(Data about app and page elements)
○ ○ ○

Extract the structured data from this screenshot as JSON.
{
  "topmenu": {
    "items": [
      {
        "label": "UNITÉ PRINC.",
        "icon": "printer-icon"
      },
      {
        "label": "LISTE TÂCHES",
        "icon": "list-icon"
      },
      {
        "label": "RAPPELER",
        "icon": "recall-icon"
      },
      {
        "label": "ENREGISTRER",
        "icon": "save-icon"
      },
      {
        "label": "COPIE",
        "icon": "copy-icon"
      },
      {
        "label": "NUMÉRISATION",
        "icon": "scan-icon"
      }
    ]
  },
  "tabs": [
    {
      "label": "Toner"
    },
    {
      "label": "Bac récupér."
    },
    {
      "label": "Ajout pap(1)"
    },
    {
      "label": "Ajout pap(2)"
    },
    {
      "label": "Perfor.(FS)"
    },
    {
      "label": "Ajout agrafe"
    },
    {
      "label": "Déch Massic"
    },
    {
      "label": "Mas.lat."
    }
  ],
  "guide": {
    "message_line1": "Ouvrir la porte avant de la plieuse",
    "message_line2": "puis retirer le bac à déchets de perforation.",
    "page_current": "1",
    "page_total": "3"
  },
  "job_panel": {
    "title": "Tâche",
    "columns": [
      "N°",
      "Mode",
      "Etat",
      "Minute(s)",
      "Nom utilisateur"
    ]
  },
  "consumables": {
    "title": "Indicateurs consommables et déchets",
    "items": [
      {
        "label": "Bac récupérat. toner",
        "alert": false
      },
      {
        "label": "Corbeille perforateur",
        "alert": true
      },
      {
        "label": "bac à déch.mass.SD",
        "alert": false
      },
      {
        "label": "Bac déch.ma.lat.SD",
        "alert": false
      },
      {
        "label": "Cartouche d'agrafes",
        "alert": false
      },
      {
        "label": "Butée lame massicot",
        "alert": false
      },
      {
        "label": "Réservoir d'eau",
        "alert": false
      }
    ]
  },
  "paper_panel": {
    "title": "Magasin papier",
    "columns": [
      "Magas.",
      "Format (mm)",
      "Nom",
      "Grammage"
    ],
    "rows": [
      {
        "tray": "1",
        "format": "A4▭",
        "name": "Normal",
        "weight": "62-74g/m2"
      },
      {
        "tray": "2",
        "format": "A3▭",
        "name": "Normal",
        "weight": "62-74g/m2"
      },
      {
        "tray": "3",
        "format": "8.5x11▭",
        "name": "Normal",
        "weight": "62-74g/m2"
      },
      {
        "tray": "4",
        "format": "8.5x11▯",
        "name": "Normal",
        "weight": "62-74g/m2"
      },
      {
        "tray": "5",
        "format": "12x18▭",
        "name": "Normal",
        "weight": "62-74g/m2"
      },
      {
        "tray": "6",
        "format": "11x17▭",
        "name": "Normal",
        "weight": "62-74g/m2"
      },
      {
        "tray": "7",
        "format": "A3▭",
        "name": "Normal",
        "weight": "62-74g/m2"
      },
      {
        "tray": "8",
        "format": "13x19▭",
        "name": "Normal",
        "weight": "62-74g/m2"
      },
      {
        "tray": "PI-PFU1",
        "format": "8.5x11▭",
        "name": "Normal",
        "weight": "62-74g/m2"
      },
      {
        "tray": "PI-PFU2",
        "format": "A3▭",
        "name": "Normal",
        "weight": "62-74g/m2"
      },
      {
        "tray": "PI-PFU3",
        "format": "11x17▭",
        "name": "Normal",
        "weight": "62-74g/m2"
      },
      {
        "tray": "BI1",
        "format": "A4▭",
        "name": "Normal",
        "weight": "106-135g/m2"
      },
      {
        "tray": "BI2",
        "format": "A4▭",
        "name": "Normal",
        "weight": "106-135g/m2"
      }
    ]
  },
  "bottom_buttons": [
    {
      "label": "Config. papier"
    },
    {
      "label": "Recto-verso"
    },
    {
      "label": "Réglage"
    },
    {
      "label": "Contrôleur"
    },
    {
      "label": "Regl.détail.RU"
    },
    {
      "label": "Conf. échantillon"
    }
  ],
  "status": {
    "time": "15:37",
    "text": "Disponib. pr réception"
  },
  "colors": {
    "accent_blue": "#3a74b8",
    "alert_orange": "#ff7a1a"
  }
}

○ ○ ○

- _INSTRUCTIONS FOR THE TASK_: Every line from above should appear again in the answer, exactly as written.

- _ANSWER_:
Extract the structured data from this screenshot as JSON.
{
  "topmenu": {
    "items": [
      {
        "label": "UNITÉ PRINC.",
        "icon": "printer-icon"
      },
      {
        "label": "LISTE TÂCHES",
        "icon": "list-icon"
      },
      {
        "label": "RAPPELER",
        "icon": "recall-icon"
      },
      {
        "label": "ENREGISTRER",
        "icon": "save-icon"
      },
      {
        "label": "COPIE",
        "icon": "copy-icon"
      },
      {
        "label": "NUMÉRISATION",
        "icon": "scan-icon"
      }
    ]
  },
  "tabs": [
    {
      "label": "Toner"
    },
    {
      "label": "Bac récupér."
    },
    {
      "label": "Ajout pap(1)"
    },
    {
      "label": "Ajout pap(2)"
    },
    {
      "label": "Perfor.(FS)"
    },
    {
      "label": "Ajout agrafe"
    },
    {
      "label": "Déch Massic"
    },
    {
      "label": "Mas.lat."
    }
  ],
  "guide": {
    "message_line1": "Ouvrir la porte avant de la plieuse",
    "message_line2": "puis retirer le bac à déchets de perforation.",
    "page_current": "1",
    "page_total": "3"
  },
  "job_panel": {
    "title": "Tâche",
    "columns": [
      "N°",
      "Mode",
      "Etat",
      "Minute(s)",
      "Nom utilisateur"
    ]
  },
  "consumables": {
    "title": "Indicateurs consommables et déchets",
    "items": [
      {
        "label": "Bac récupérat. toner",
        "alert": false
      },
      {
        "label": "Corbeille perforateur",
        "alert": true
      },
      {
        "label": "bac à déch.mass.SD",
        "alert": false
      },
      {
        "label": "Bac déch.ma.lat.SD",
        "alert": false
      },
      {
        "label": "Cartouche d'agrafes",
        "alert": false
      },
      {
        "label": "Butée lame massicot",
        "alert": false
      },
      {
        "label": "Réservoir d'eau",
        "alert": false
      }
    ]
  },
  "paper_panel": {
    "title": "Magasin papier",
    "columns": [
      "Magas.",
      "Format (mm)",
      "Nom",
      "Grammage"
    ],
    "rows": [
      {
        "tray": "1",
        "format": "A4▭",
        "name": "Normal",
        "weight": "62-74g/m2"
      },
      {
        "tray": "2",
        "format": "A3▭",
        "name": "Normal",
        "weight": "62-74g/m2"
      },
      {
        "tray": "3",
        "format": "8.5x11▭",
        "name": "Normal",
        "weight": "62-74g/m2"
      },
      {
        "tray": "4",
        "format": "8.5x11▯",
        "name": "Normal",
        "weight": "62-74g/m2"
      },
      {
        "tray": "5",
        "format": "12x18▭",
        "name": "Normal",
        "weight": "62-74g/m2"
      },
      {
        "tray": "6",
        "format": "11x17▭",
        "name": "Normal",
        "weight": "62-74g/m2"
      },
      {
        "tray": "7",
        "format": "A3▭",
        "name": "Normal",
        "weight": "62-74g/m2"
      },
      {
        "tray": "8",
        "format": "13x19▭",
        "name": "Normal",
        "weight": "62-74g/m2"
      },
      {
        "tray": "PI-PFU1",
        "format": "8.5x11▭",
        "name": "Normal",
        "weight": "62-74g/m2"
      },
      {
        "tray": "PI-PFU2",
        "format": "A3▭",
        "name": "Normal",
        "weight": "62-74g/m2"
      },
      {
        "tray": "PI-PFU3",
        "format": "11x17▭",
        "name": "Normal",
        "weight": "62-74g/m2"
      },
      {
        "tray": "BI1",
        "format": "A4▭",
        "name": "Normal",
        "weight": "106-135g/m2"
      },
      {
        "tray": "BI2",
        "format": "A4▭",
        "name": "Normal",
        "weight": "106-135g/m2"
      }
    ]
  },
  "bottom_buttons": [
    {
      "label": "Config. papier"
    },
    {
      "label": "Recto-verso"
    },
    {
      "label": "Réglage"
    },
    {
      "label": "Contrôleur"
    },
    {
      "label": "Regl.détail.RU"
    },
    {
      "label": "Conf. échantillon"
    }
  ],
  "status": {
    "time": "15:37",
    "text": "Disponib. pr réception"
  },
  "colors": {
    "accent_blue": "#3a74b8",
    "alert_orange": "#ff7a1a"
  }
}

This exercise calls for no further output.